Hello again friends! I am back!
It has now been almost 10 months since I graduated (what a weird thing to say!) Since then, I have done what most millennials do upon graduating: try and figure out what I like, what I don’t like, and what I want to do for the rest of my life. I feel lucky because for me that has meant working in Philadelphia at PennEnvironment as an organizer on a climate change campaign. I learned a rising tides worth of knowledge and made friends that would outlast any climate disaster. But, after that ended in January, I came back to Florida to live with my parents until my departure to Argentina in March. Because of the welcomed new presence of our two kittenish-cats, I have really been left feeling a lot more like a babysitter trying to rope in unruly toddlers than a freeloading, recent postgrad. Alas, I’m glad Finn and Fitz enjoyed watching me parade around the house catching them from eating our electrical cords, gnawing on the plants, sucking on the socks, and berating them for getting stuck in the pantry.

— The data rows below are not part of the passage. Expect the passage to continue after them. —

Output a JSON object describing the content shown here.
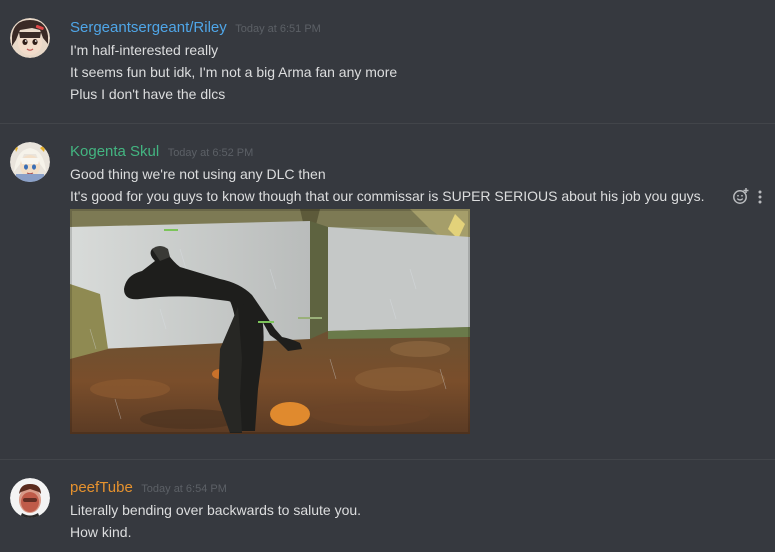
{
  "messages": [
    {
      "username": "Sergeantsergeant/Riley",
      "username_color": "#4fa6e8",
      "timestamp": "Today at 6:51 PM",
      "avatar_icon": "anime-girl-avatar-icon",
      "lines": [
        "I'm half-interested really",
        "It seems fun but idk, I'm not a big Arma fan any more",
        "Plus I don't have the dlcs"
      ]
    },
    {
      "username": "Kogenta Skul",
      "username_color": "#43b581",
      "timestamp": "Today at 6:52 PM",
      "avatar_icon": "anime-character-avatar-icon",
      "lines": [
        "Good thing we're not using any DLC then",
        "It's good for you guys to know though that our commissar is SUPER SERIOUS about his job you guys."
      ],
      "attachment_icon": "game-screenshot-image"
    },
    {
      "username": "peefTube",
      "username_color": "#e6922e",
      "timestamp": "Today at 6:54 PM",
      "avatar_icon": "photo-avatar-icon",
      "lines": [
        "Literally bending over backwards to salute you.",
        "How kind."
      ]
    }
  ],
  "hover_actions": {
    "reaction_icon": "add-reaction-icon",
    "more_icon": "more-options-icon"
  },
  "colors": {
    "background": "#36393f",
    "text": "#dcddde",
    "timestamp": "#5c6066"
  }
}
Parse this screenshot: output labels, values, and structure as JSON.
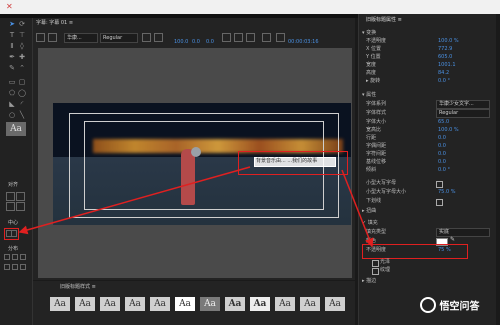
{
  "titlepanel": {
    "tab_title": "字幕: 字幕 01 ≡",
    "font_name": "华康...",
    "font_style": "Regular",
    "readouts": [
      "100.0",
      "0.0",
      "0.0"
    ],
    "timecode": "00:00:03:16"
  },
  "caption": {
    "text": "背景音乐由...  ...我们的故事"
  },
  "styles": {
    "panel_title": "旧版标题样式 ≡",
    "swatches": [
      "Aa",
      "Aa",
      "Aa",
      "Aa",
      "Aa",
      "Aa",
      "Aa",
      "Aa",
      "Aa",
      "Aa",
      "Aa",
      "Aa"
    ]
  },
  "align": {
    "title": "对齐",
    "center": "中心",
    "distribute": "分布"
  },
  "properties": {
    "panel_title": "旧版标题属性 ≡",
    "transform": "▾ 变换",
    "opacity_label": "不透明度",
    "opacity_value": "100.0 %",
    "x_label": "X 位置",
    "x_value": "772.9",
    "y_label": "Y 位置",
    "y_value": "605.0",
    "width_label": "宽度",
    "width_value": "1001.1",
    "height_label": "高度",
    "height_value": "84.2",
    "rotation_label": "▸ 旋转",
    "rotation_value": "0.0 °",
    "props": "▾ 属性",
    "font_family_label": "字体系列",
    "font_family_value": "华康少女文字...",
    "font_style_label": "字体样式",
    "font_style_value": "Regular",
    "font_size_label": "字体大小",
    "font_size_value": "65.0",
    "aspect_label": "宽高比",
    "aspect_value": "100.0 %",
    "leading_label": "行距",
    "leading_value": "0.0",
    "kerning_label": "字偶间距",
    "kerning_value": "0.0",
    "tracking_label": "字符间距",
    "tracking_value": "0.0",
    "baseline_label": "基线位移",
    "baseline_value": "0.0",
    "slant_label": "倾斜",
    "slant_value": "0.0 °",
    "smallcaps_label": "小型大写字母",
    "smallcaps_size_label": "小型大写字母大小",
    "smallcaps_size_value": "75.0 %",
    "underline_label": "下划线",
    "distort_label": "▸ 扭曲",
    "fill_label": "✓ 填充",
    "fill_type_label": "填充类型",
    "fill_type_value": "实底",
    "color_label": "颜色",
    "fill_opacity_label": "不透明度",
    "fill_opacity_value": "75 %",
    "sheen_label": "光泽",
    "texture_label": "纹理",
    "stroke_label": "▸ 描边"
  },
  "watermark": "悟空问答",
  "colors": {
    "accent": "#4a90e2",
    "annotation": "#e02020"
  }
}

My fellow climate defenders and bffs, Skyler and Galen
Finn and Fitz looking surprisingly angelic, despite their devilish personalities

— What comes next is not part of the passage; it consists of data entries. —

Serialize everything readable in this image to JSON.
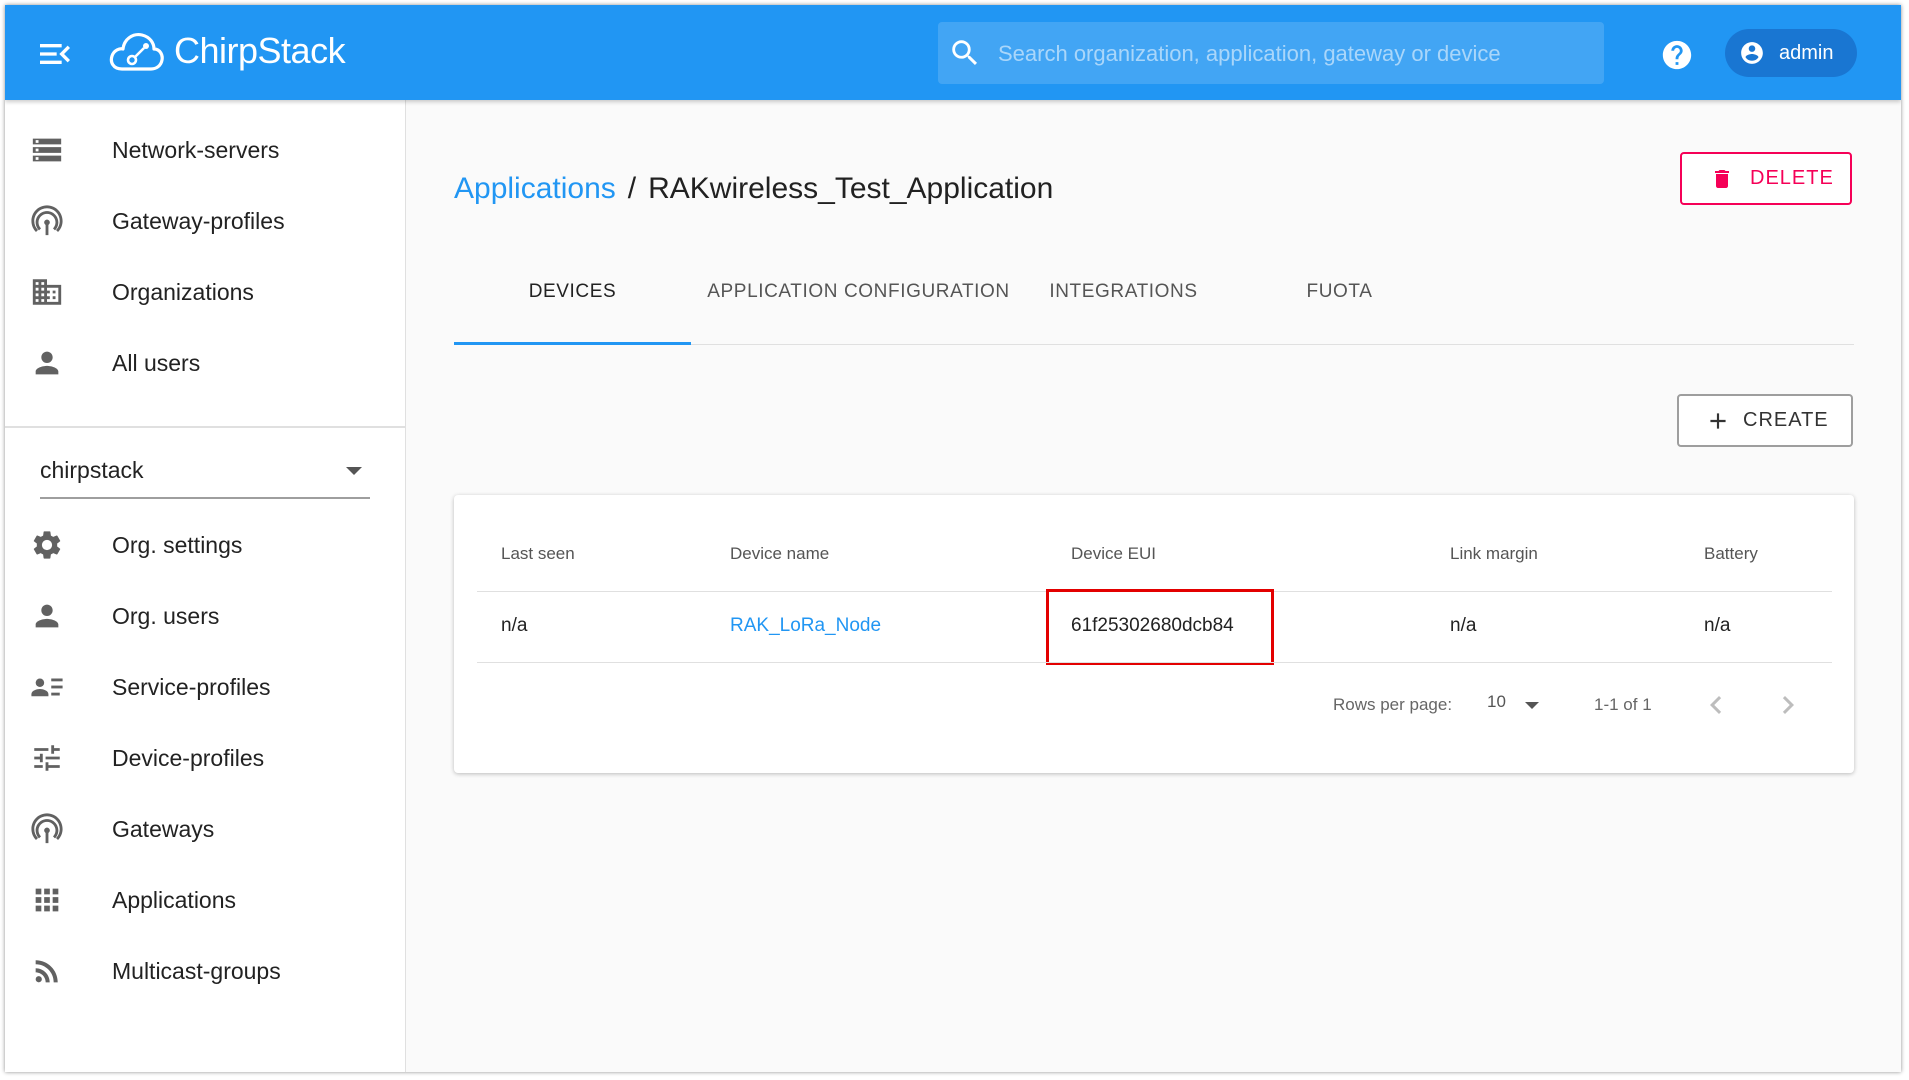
{
  "header": {
    "app_name": "ChirpStack",
    "search_placeholder": "Search organization, application, gateway or device",
    "user_label": "admin"
  },
  "sidebar": {
    "admin_items": [
      {
        "label": "Network-servers",
        "icon": "server-icon"
      },
      {
        "label": "Gateway-profiles",
        "icon": "antenna-icon"
      },
      {
        "label": "Organizations",
        "icon": "building-icon"
      },
      {
        "label": "All users",
        "icon": "person-icon"
      }
    ],
    "organization": "chirpstack",
    "org_items": [
      {
        "label": "Org. settings",
        "icon": "gear-icon"
      },
      {
        "label": "Org. users",
        "icon": "person-icon"
      },
      {
        "label": "Service-profiles",
        "icon": "contacts-list-icon"
      },
      {
        "label": "Device-profiles",
        "icon": "tune-sliders-icon"
      },
      {
        "label": "Gateways",
        "icon": "antenna-icon"
      },
      {
        "label": "Applications",
        "icon": "apps-grid-icon"
      },
      {
        "label": "Multicast-groups",
        "icon": "rss-feed-icon"
      }
    ]
  },
  "main": {
    "breadcrumb_parent": "Applications",
    "breadcrumb_separator": "/",
    "breadcrumb_current": "RAKwireless_Test_Application",
    "delete_label": "DELETE",
    "create_label": "CREATE",
    "tabs": [
      "DEVICES",
      "APPLICATION CONFIGURATION",
      "INTEGRATIONS",
      "FUOTA"
    ],
    "active_tab": "DEVICES",
    "table": {
      "columns": [
        "Last seen",
        "Device name",
        "Device EUI",
        "Link margin",
        "Battery"
      ],
      "rows": [
        {
          "last_seen": "n/a",
          "device_name": "RAK_LoRa_Node",
          "device_eui": "61f25302680dcb84",
          "link_margin": "n/a",
          "battery": "n/a"
        }
      ]
    },
    "pagination": {
      "rows_per_page_label": "Rows per page:",
      "rows_per_page": "10",
      "range": "1-1 of 1"
    },
    "highlight_color": "#e30000",
    "accent_color": "#2196f3",
    "danger_color": "#f50057"
  }
}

I have decided to revitalize this blog to recount my tales as I head off on my second stay in Buenos Aires, Argentina this time not as a student, but as a full-time researcher. I have graciously been awarded a Fulbright grant to conduct research on a social movement that formed to protest poor water conditions in Claypole, a community an hour outside the city of Buenos Aires. The water in this community is contaminated by sewage, due to the lack of this infrastructure, which has led to water-borne illnesses and health problems. While the community began a movement eight years ago to demand the water company and municipality change this, progress has been slow.
A small river that runs through the town of Claypole.
This project is a continuation of the research I did for a month during my study abroad experience and I am feeling excited, nervous, is it time to go, do I have to go, ready, not ready, I can speak Spanish, do I speak Spanish, this research will make a change, will this research make a change, motivated, hopeful, expectant, inspired, grateful.
My fear of research is that it often tends to get trapped in the academic vortex where good intentions and good ideas go to die. My huge internal conflict with this assignment is that I hope this research is not just research for research sake. My goal is for this research to escape the disastrous vortex and somehow make it’s way into the hands of policy makers, municipal officials, journalists, who can expose this information and/or make the change necessary. Whatever comes of this project, whether it’s coming up with a comprehensive report of the social movement and the successes and failures, or whether it is working with the community to establish a strategic plan to reach the goal of improving access to clean water or something entirely different – I hope it will be useful.
So that’s that. I leave on March 14 so I have about two and a half weeks left until I leave. Why don’t I give you some news updates on Argentina now.
Obama is visiting Argentina on March 23-24. While the Cuba visit of course, will be the highlight, drawing worldwide attention, the visit to Argentina is also hugely significant. It has been nearly two decades since the last visit by a U.S. president to Argentina. Besides bonding over fútbol and their love of dogs, Obama and the newly elected president, Mauricio Macri will discuss trade and investment, renewable energy and climate change, and citizen security. After learning of Obama’s visit, Ana, my host mom from when I studied abroad, sent me a Facebook message asking me, “Did you get an interview?”
In other news, over 30 indigenous communities from the northern Argentine provinces of Jujuy and Salta said on Tuesday, February 23 they would go to the Inter-American Commission of Human Rights after having exhausted all national legal sources to accuse local authorities of exploiting local salt mines for lithium extraction without prior consultation. Similar to fracking, this of course, causes water contamination and potential water scarcity.
My classmates and I watch the indigenous workers clean the salt.
This news alert was interesting to me because I visited these communities when I was there studying abroad. We talked to the indigenous that lived and worked on the land and what we learned was that these salt falts, Las Salinas Grandes, have become a place of huge development. Many auto companies and other businesses have come in search of lithium extraction, which has brought up many issues with the rights of these indigenous people. In 1994, a law was implemented to ensure the rights and culture of these people, yet the fight still remains a problem. The indigenous groups took their fight to the country’s supreme court in 2010, but the court denied their request two years later. Similar to fracking again, no reliable study has ever specifically outlined what additional chemicals they use to extract the lithium and local authorities rarely carry out environmental controls. The indigenous are not necessarily opposed to lithium mining, but demand to have their rights protected and to be able to choose the development model, which in my opinion, is not too much to ask.
Of course, there are more news worthy topics, but I think this is long enough. On a sad note, Chris Christie endorsed Trump yesterday. Scary times, scary times…
Until next time,
Emily “17 more days” Kennedy